# [EXERCISE PROMPT]
In the entries below, how many lines contain the string "country"? State the number and nothing else.
Content starts
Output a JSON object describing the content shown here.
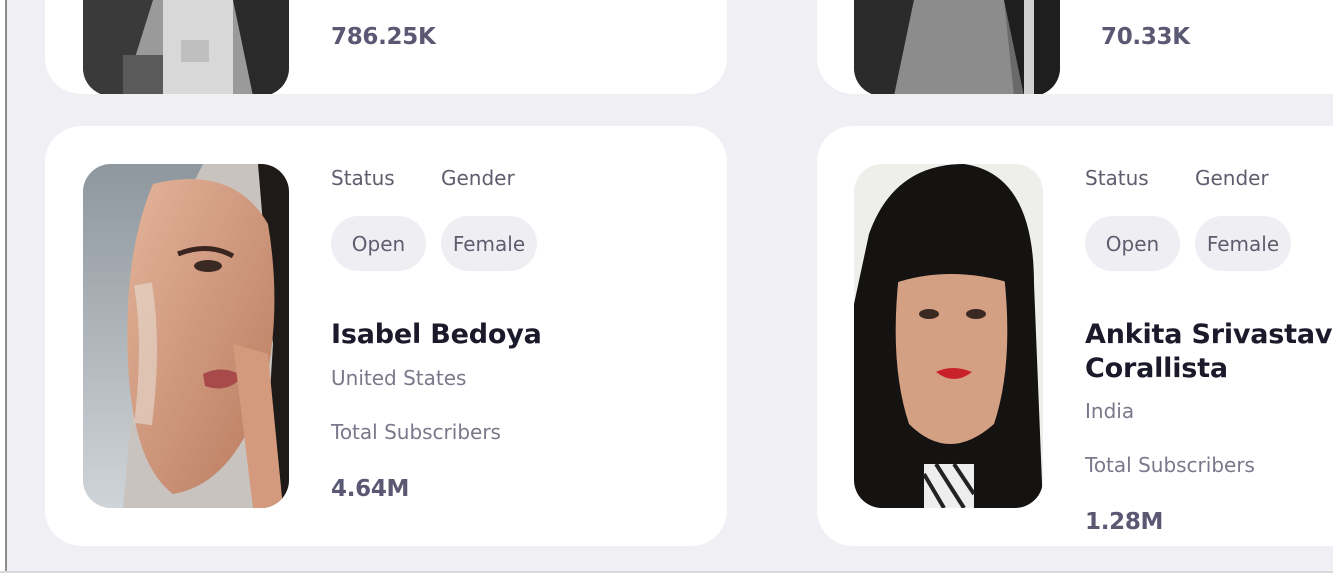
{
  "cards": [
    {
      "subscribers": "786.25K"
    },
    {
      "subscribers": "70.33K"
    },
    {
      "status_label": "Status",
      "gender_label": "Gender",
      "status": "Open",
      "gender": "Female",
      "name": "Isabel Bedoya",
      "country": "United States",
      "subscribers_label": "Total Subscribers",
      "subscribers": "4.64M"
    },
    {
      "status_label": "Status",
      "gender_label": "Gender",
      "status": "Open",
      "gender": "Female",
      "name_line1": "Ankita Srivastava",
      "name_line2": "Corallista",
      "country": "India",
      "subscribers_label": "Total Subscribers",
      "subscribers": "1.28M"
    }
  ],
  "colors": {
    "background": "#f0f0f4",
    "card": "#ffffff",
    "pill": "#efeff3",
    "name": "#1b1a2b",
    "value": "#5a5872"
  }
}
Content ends
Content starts
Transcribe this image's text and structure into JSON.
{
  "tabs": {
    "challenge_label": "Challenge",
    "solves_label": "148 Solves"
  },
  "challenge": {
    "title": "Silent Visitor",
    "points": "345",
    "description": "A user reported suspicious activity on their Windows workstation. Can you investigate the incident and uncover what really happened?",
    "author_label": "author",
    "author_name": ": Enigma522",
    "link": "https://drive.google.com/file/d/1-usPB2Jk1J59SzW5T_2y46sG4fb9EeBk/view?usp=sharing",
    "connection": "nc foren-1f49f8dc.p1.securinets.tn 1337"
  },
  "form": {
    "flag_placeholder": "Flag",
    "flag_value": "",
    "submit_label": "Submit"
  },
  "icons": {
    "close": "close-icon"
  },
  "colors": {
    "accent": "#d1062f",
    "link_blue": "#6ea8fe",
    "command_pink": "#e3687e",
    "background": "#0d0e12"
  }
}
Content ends
# [FINISHED EXERCISE]
2